EXERCISE INSTRUCTIONS: Among the entries below, find each line with "Attributes" and show it.

(Stored dataset items)
------------------------------------------------------------

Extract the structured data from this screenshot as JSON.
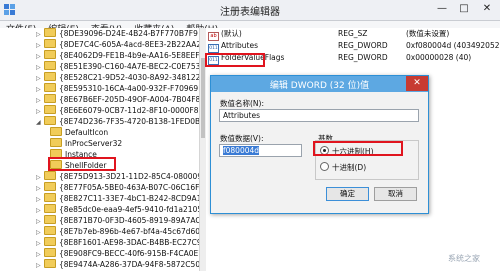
{
  "window": {
    "title": "注册表编辑器",
    "minimize": "—",
    "maximize": "□",
    "close": "✕",
    "app_icon": "registry-editor-icon"
  },
  "menu": [
    "文件(F)",
    "编辑(E)",
    "查看(V)",
    "收藏夹(A)",
    "帮助(H)"
  ],
  "tree": {
    "items": [
      {
        "label": "{8DE39096-D24E-4B24-B7F770B7F9",
        "level": 0
      },
      {
        "label": "{8DE7C4C-605A-4acd-8EE3-2B22AA2D3",
        "level": 0
      },
      {
        "label": "{8E4062D9-FE1B-4b9e-AA16-5E8EEF68F4",
        "level": 0
      },
      {
        "label": "{8E51E390-C160-4A7E-BEC2-C0E753AD171",
        "level": 0
      },
      {
        "label": "{8E528C21-9D52-4030-8A92-3481227ADDE",
        "level": 0
      },
      {
        "label": "{8E595310-16CA-4a00-932F-F70969F990C0",
        "level": 0
      },
      {
        "label": "{8E67B6EF-205D-49OF-A004-7B04F8F65B62",
        "level": 0
      },
      {
        "label": "{8E6E6079-0CB7-11d2-8F10-0000F87ABD16",
        "level": 0
      },
      {
        "label": "{8E74D236-7F35-4720-B138-1FED0B85EA75",
        "level": 0
      },
      {
        "label": "DefaultIcon",
        "level": 1
      },
      {
        "label": "InProcServer32",
        "level": 1
      },
      {
        "label": "Instance",
        "level": 1
      },
      {
        "label": "ShellFolder",
        "level": 1
      },
      {
        "label": "{8E75D913-3D21-11D2-85C4-080009A0C62",
        "level": 0
      },
      {
        "label": "{8E77F05A-5BE0-463A-B07C-06C16F5252",
        "level": 0
      },
      {
        "label": "{8E827C11-33E7-4bC1-B242-8CD9A1C2B3",
        "level": 0
      },
      {
        "label": "{8e85dc0e-eaa9-4ef5-9410-fd1a2105ceb5}",
        "level": 0
      },
      {
        "label": "{8E871B70-0F3D-4605-8919-89A7ACBA199",
        "level": 0
      },
      {
        "label": "{8E7b7eb-896b-4e67-bf4a-45c67d60ac3a}",
        "level": 0
      },
      {
        "label": "{8E8F1601-AE98-3DAC-B4BB-EC27C95A481",
        "level": 0
      },
      {
        "label": "{8E908FC9-BECC-40f6-915B-F4CA0E70D03",
        "level": 0
      },
      {
        "label": "{8E9474A-A286-37DA-94F8-5872C500FB0",
        "level": 0
      }
    ],
    "selected_label": "ShellFolder"
  },
  "list": {
    "columns": [
      "名称",
      "类型",
      "数据"
    ],
    "rows": [
      {
        "name": "(默认)",
        "type": "REG_SZ",
        "data": "(数值未设置)",
        "icon": "string-value-icon"
      },
      {
        "name": "Attributes",
        "type": "REG_DWORD",
        "data": "0xf080004d (4034920525)",
        "icon": "binary-value-icon"
      },
      {
        "name": "FolderValueFlags",
        "type": "REG_DWORD",
        "data": "0x00000028 (40)",
        "icon": "binary-value-icon"
      }
    ]
  },
  "dialog": {
    "title": "编辑 DWORD (32 位)值",
    "close": "✕",
    "value_name_label": "数值名称(N):",
    "value_name": "Attributes",
    "value_data_label": "数值数据(V):",
    "value_data": "f080004d",
    "base_label": "基数",
    "hex_label": "十六进制(H)",
    "dec_label": "十进制(D)",
    "selected_base": "hex",
    "ok_label": "确定",
    "cancel_label": "取消"
  },
  "highlight_color": "#e0141e",
  "watermark": "系统之家"
}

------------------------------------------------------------

REPLY TO THE EXERCISE:
        "name": "Attributes",
    "value_name": "Attributes",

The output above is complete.